→ Prompt
What is needed here is an exact printout of the data, with no pictures included.

→ Input
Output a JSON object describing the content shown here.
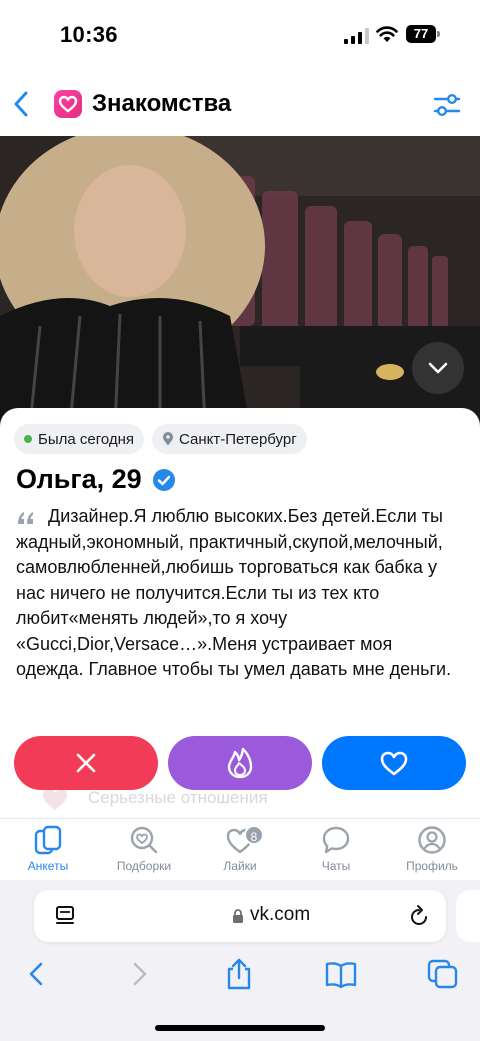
{
  "status_bar": {
    "time": "10:36",
    "battery": "77"
  },
  "header": {
    "title": "Знакомства",
    "back_icon": "chevron-left-icon",
    "filter_icon": "sliders-icon"
  },
  "profile": {
    "status_chip": "Была сегодня",
    "city_chip": "Санкт-Петербург",
    "name": "Ольга, 29",
    "verified": true,
    "bio": "Дизайнер.Я люблю высоких.Без детей.Если ты жадный,экономный, практичный,скупой,мелочный, самовлюбленней,любишь торговаться как бабка у нас ничего не получится.Если ты из тех кто любит«менять людей»,то я хочу «Gucci,Dior,Versace…».Меня устраивает моя одежда. Главное чтобы ты умел давать мне деньги.",
    "goal": "Серьезные отношения"
  },
  "actions": {
    "dislike_icon": "close-icon",
    "superlike_icon": "fire-icon",
    "like_icon": "heart-icon"
  },
  "nav": {
    "items": [
      {
        "label": "Анкеты",
        "icon": "cards-icon",
        "active": true
      },
      {
        "label": "Подборки",
        "icon": "heart-search-icon"
      },
      {
        "label": "Лайки",
        "icon": "heart-icon",
        "badge": "8"
      },
      {
        "label": "Чаты",
        "icon": "chat-bubble-icon"
      },
      {
        "label": "Профиль",
        "icon": "profile-icon"
      }
    ]
  },
  "browser": {
    "url": "vk.com"
  },
  "colors": {
    "accent": "#2688eb",
    "dislike": "#f23c57",
    "superlike": "#9b59dc",
    "like": "#0077ff",
    "online": "#4bb34b"
  }
}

→ Solution to the exercise
Output a JSON object describing the content shown here.
{
  "status_bar": {
    "time": "10:36",
    "battery": "77"
  },
  "header": {
    "title": "Знакомства",
    "back_icon": "chevron-left-icon",
    "filter_icon": "sliders-icon"
  },
  "profile": {
    "status_chip": "Была сегодня",
    "city_chip": "Санкт-Петербург",
    "name": "Ольга, 29",
    "verified": true,
    "bio": "Дизайнер.Я люблю высоких.Без детей.Если ты жадный,экономный, практичный,скупой,мелочный, самовлюбленней,любишь торговаться как бабка у нас ничего не получится.Если ты из тех кто любит«менять людей»,то я хочу «Gucci,Dior,Versace…».Меня устраивает моя одежда. Главное чтобы ты умел давать мне деньги.",
    "goal": "Серьезные отношения"
  },
  "actions": {
    "dislike_icon": "close-icon",
    "superlike_icon": "fire-icon",
    "like_icon": "heart-icon"
  },
  "nav": {
    "items": [
      {
        "label": "Анкеты",
        "icon": "cards-icon",
        "active": true
      },
      {
        "label": "Подборки",
        "icon": "heart-search-icon"
      },
      {
        "label": "Лайки",
        "icon": "heart-icon",
        "badge": "8"
      },
      {
        "label": "Чаты",
        "icon": "chat-bubble-icon"
      },
      {
        "label": "Профиль",
        "icon": "profile-icon"
      }
    ]
  },
  "browser": {
    "url": "vk.com"
  },
  "colors": {
    "accent": "#2688eb",
    "dislike": "#f23c57",
    "superlike": "#9b59dc",
    "like": "#0077ff",
    "online": "#4bb34b"
  }
}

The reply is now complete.